▼

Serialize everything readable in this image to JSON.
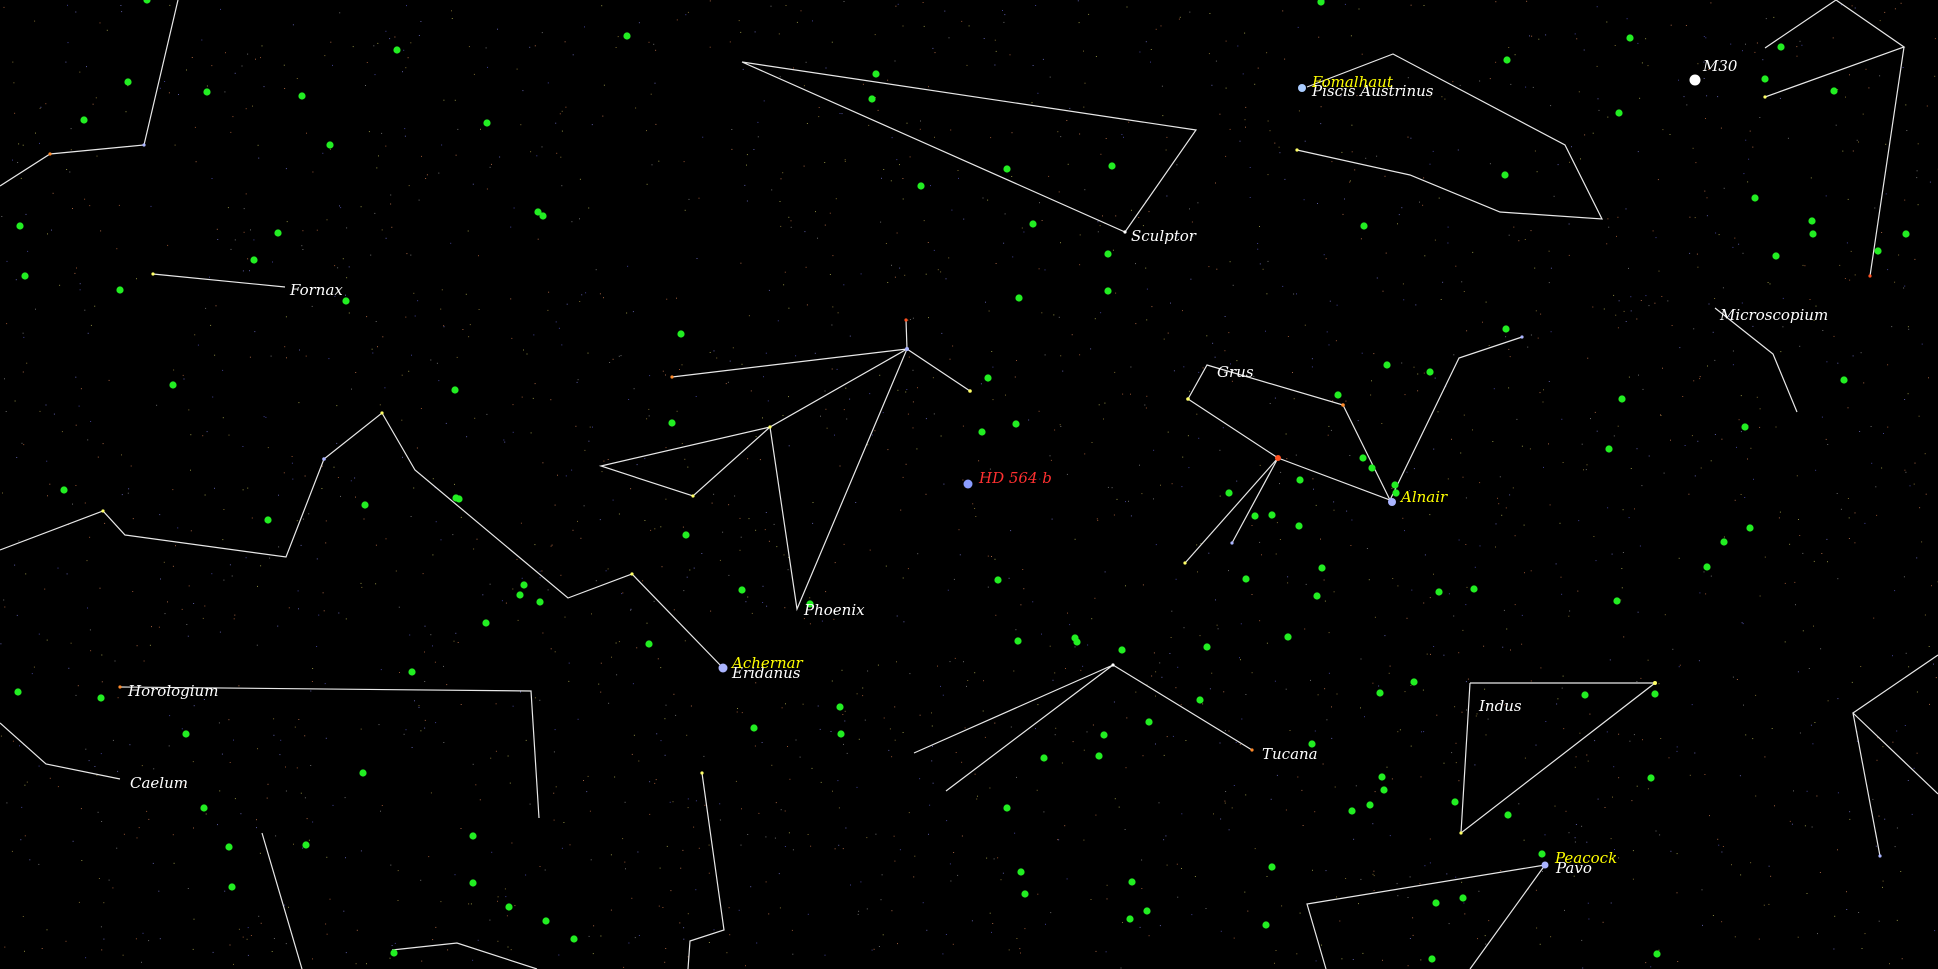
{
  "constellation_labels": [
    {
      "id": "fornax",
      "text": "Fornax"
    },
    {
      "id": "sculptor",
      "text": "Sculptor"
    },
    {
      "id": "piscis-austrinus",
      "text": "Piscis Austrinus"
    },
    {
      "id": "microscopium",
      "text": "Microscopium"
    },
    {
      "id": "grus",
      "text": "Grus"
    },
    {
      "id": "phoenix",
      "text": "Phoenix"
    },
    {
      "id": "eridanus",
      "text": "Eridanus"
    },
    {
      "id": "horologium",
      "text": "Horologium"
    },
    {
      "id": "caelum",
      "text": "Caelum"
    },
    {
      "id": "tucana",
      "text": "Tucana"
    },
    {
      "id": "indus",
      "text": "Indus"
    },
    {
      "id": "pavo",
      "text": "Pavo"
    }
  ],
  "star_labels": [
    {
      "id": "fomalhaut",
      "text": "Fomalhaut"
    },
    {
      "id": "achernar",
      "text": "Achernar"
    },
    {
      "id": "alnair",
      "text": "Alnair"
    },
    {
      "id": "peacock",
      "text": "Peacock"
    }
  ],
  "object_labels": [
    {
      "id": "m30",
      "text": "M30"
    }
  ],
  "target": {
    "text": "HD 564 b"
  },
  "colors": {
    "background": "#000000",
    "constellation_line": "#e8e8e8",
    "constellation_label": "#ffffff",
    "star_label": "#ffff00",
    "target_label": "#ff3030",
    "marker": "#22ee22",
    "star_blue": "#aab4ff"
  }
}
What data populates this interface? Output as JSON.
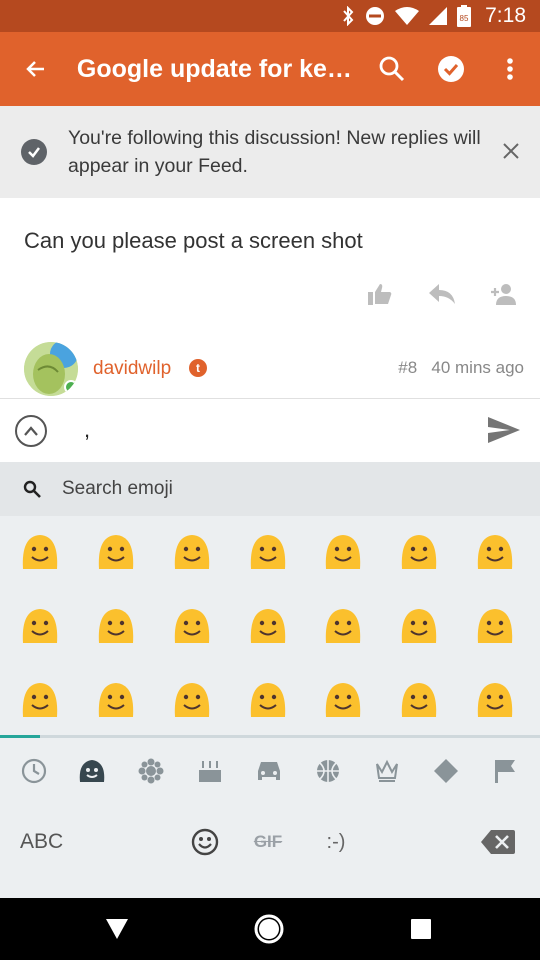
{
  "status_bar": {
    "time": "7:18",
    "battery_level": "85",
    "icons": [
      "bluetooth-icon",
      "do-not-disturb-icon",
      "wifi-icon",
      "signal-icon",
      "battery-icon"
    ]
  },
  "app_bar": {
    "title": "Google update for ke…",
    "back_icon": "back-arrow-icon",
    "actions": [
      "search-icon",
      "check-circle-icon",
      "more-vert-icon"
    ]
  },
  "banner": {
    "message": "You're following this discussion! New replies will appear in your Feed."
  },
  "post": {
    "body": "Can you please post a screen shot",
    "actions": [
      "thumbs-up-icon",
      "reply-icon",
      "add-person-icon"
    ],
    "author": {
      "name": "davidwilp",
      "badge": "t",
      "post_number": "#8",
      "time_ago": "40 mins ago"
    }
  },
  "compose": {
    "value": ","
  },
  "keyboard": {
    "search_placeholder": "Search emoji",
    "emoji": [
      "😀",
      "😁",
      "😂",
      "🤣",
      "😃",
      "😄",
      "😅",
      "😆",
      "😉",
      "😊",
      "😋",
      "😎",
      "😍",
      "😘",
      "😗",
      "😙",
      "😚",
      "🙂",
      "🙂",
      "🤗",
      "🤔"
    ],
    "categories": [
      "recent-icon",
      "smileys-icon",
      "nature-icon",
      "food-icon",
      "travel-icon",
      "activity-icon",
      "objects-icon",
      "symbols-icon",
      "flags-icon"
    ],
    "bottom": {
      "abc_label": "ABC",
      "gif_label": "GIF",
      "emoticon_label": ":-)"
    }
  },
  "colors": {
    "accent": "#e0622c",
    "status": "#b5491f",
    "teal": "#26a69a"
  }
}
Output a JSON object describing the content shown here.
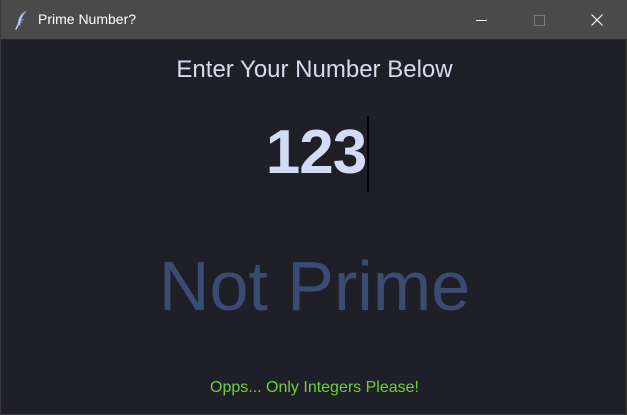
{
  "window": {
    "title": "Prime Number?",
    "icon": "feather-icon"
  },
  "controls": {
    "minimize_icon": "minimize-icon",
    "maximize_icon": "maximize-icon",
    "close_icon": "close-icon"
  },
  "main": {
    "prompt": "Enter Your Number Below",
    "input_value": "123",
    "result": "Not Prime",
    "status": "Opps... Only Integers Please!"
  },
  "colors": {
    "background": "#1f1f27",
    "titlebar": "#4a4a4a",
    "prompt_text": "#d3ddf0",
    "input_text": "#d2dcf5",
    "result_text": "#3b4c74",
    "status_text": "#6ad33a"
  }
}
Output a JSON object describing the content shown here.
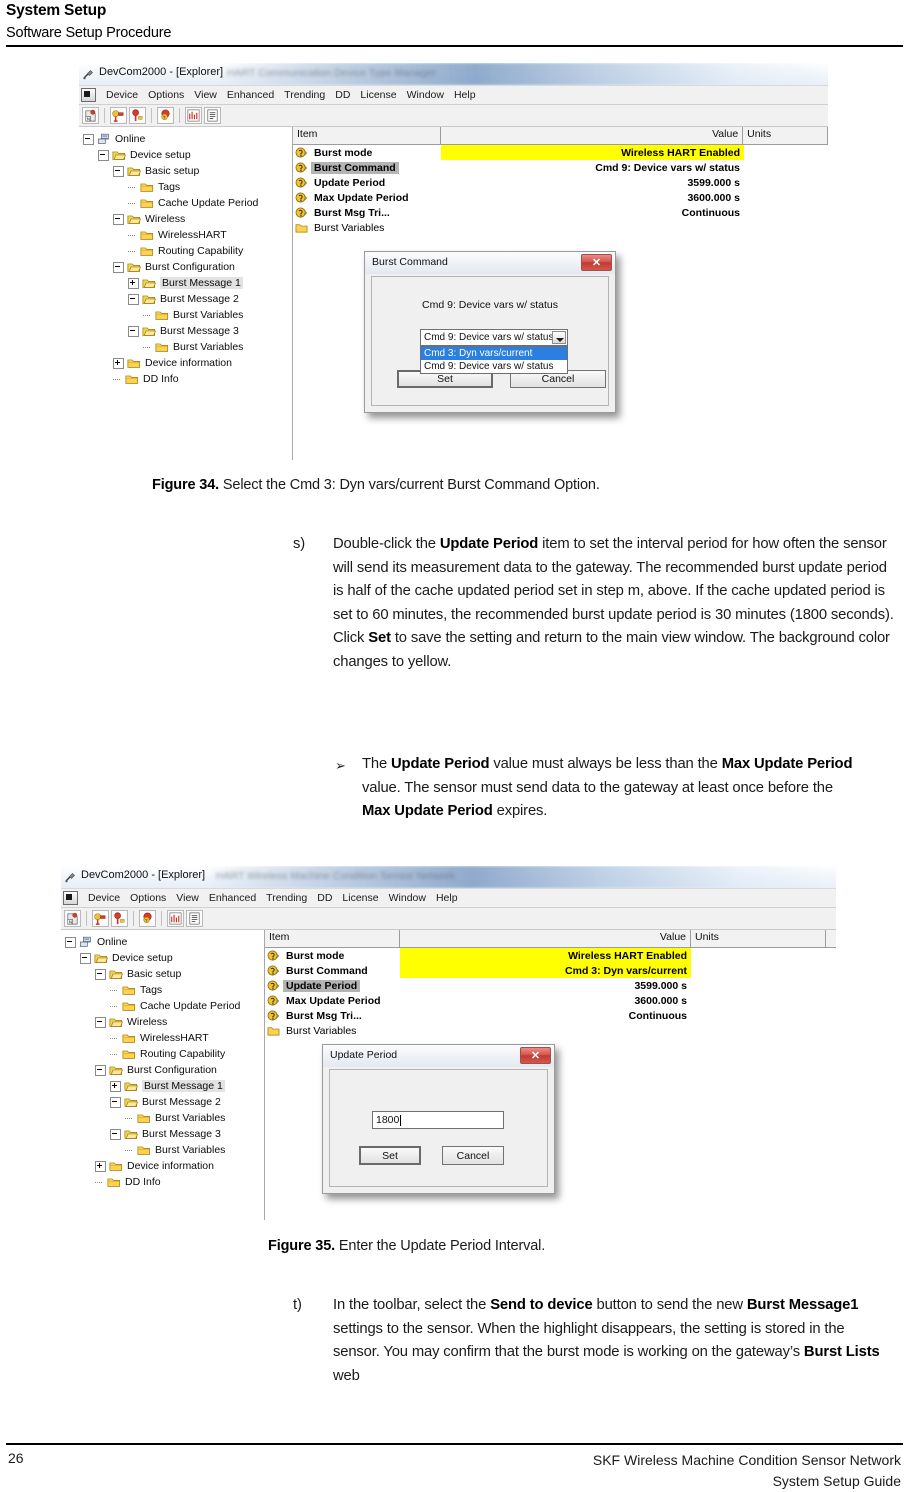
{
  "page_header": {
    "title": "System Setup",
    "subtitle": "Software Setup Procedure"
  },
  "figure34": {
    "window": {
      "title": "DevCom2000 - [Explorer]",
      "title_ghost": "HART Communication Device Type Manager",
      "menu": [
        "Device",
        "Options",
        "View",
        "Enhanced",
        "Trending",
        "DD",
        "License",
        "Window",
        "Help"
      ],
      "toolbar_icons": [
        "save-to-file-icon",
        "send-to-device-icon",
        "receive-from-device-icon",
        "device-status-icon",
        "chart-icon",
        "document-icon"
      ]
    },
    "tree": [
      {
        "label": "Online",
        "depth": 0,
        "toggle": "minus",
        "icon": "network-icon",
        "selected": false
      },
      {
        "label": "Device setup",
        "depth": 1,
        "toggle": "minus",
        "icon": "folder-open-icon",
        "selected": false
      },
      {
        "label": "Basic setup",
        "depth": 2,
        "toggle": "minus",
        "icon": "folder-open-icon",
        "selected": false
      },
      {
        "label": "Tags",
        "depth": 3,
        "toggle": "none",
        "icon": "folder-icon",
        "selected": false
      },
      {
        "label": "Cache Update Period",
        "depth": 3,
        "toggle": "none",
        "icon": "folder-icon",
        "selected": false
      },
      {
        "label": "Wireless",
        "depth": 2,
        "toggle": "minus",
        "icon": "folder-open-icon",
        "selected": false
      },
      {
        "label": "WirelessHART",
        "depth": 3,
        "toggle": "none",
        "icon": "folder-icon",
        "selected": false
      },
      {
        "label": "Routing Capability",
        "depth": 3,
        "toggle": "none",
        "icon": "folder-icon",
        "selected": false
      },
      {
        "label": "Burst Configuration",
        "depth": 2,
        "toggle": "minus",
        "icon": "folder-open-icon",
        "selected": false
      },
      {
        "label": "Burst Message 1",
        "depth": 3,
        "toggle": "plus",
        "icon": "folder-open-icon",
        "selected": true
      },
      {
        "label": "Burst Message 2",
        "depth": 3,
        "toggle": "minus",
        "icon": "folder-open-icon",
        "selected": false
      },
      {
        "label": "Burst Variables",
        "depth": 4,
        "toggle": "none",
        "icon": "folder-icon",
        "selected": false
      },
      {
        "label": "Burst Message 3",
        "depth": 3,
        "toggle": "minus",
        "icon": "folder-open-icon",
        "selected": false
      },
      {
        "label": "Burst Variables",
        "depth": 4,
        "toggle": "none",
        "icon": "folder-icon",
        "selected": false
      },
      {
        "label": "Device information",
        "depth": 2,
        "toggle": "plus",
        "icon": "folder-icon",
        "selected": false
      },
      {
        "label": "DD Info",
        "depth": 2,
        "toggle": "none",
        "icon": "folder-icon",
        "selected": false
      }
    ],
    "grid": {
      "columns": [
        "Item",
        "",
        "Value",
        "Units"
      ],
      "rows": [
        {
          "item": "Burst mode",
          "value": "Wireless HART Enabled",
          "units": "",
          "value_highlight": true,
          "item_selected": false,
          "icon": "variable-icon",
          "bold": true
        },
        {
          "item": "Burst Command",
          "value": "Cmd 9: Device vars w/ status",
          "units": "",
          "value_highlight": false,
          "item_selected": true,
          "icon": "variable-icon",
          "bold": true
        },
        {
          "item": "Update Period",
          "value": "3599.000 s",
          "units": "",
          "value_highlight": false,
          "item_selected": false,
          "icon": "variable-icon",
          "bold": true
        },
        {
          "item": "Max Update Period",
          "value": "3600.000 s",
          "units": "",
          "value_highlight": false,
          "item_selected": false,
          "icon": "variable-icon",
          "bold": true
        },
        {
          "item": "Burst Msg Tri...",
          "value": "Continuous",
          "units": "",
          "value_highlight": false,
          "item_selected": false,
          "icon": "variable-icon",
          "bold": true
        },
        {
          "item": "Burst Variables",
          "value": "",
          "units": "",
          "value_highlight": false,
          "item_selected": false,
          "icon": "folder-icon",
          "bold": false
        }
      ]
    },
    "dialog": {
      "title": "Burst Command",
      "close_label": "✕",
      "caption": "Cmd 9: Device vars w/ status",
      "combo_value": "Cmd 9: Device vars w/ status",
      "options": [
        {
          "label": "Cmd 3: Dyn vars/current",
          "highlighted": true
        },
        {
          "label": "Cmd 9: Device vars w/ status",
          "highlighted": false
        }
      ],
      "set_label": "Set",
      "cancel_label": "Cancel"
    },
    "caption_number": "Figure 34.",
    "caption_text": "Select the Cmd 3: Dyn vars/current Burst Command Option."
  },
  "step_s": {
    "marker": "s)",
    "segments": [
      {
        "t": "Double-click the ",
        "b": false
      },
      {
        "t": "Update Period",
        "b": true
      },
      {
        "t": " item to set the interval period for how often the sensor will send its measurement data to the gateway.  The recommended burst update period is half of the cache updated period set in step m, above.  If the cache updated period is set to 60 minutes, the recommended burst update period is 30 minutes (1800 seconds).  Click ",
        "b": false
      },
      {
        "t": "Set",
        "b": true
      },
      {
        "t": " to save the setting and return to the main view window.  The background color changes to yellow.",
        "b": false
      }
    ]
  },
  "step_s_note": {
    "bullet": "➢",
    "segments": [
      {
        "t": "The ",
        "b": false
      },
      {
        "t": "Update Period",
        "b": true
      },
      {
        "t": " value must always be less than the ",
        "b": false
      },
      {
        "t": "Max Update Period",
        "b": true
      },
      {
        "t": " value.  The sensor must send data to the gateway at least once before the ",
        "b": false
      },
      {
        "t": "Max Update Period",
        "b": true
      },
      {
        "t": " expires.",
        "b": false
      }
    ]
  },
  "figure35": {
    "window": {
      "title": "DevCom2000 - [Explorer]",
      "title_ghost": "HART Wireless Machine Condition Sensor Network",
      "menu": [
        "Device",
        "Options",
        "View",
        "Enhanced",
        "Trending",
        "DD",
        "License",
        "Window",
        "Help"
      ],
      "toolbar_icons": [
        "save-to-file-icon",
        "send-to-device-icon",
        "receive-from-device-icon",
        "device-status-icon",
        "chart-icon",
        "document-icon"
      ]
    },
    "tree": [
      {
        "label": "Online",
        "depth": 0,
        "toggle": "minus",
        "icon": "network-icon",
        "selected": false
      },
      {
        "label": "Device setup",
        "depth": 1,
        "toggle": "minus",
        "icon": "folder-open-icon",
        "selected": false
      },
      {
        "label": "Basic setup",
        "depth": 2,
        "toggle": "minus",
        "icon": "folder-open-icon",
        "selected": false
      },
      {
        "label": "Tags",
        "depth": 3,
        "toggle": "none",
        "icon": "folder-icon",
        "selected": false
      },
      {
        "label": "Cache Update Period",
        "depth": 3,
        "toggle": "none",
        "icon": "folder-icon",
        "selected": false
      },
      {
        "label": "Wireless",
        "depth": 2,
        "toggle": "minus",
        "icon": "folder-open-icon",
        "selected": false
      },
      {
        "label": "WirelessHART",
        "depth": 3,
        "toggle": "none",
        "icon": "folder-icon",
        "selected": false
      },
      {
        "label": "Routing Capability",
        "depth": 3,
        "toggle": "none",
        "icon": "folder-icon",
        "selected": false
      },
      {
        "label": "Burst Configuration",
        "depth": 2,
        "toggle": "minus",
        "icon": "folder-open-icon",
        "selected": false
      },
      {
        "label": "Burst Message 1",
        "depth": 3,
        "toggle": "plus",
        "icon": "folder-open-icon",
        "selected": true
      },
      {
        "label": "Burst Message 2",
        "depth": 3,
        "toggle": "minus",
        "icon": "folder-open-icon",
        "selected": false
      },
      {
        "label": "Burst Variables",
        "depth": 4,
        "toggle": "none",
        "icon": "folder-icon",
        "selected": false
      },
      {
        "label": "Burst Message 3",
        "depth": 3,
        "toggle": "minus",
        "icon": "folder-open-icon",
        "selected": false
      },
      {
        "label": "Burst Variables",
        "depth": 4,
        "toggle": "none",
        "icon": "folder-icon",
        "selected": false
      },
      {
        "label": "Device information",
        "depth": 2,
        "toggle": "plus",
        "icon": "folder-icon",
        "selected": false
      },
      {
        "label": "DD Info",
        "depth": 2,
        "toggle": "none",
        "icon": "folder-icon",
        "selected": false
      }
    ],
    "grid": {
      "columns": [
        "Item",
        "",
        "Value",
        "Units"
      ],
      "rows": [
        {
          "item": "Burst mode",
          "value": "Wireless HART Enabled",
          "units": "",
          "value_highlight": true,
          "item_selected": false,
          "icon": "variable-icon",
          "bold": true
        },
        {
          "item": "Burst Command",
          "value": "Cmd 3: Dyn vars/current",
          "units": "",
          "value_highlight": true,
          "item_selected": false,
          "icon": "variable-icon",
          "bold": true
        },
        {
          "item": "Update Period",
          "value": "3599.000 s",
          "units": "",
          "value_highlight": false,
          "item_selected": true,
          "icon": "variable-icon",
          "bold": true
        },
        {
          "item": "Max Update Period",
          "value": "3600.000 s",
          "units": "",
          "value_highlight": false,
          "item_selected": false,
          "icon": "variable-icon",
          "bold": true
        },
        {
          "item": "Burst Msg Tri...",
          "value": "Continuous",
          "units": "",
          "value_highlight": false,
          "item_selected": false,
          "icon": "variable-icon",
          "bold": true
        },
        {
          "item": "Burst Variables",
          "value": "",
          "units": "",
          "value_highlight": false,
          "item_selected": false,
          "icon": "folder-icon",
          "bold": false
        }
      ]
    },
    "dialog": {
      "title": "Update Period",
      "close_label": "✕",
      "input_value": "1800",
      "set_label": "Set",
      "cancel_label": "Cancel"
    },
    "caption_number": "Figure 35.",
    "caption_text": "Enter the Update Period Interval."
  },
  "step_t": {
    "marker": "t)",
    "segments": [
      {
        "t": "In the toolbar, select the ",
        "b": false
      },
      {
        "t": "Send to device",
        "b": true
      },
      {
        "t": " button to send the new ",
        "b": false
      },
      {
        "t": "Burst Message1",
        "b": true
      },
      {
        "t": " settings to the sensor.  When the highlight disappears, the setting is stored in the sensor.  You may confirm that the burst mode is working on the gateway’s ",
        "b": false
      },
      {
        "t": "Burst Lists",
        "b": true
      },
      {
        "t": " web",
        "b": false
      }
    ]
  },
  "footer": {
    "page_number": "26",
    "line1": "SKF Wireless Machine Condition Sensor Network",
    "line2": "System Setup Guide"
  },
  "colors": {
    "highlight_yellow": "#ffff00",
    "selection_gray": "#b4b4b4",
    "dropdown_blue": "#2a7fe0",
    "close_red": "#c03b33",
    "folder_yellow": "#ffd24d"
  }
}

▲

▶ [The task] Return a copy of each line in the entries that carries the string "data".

▶ [Final answer]
What data populates this interface? Output as JSON.
        "t": " item to set the interval period for how often the sensor will send its measurement data to the gateway.  The recommended burst update period is half of the cache updated period set in step m, above.  If the cache updated period is set to 60 minutes, the recommended burst update period is 30 minutes (1800 seconds).  Click ",
        "t": " value.  The sensor must send data to the gateway at least once before the ",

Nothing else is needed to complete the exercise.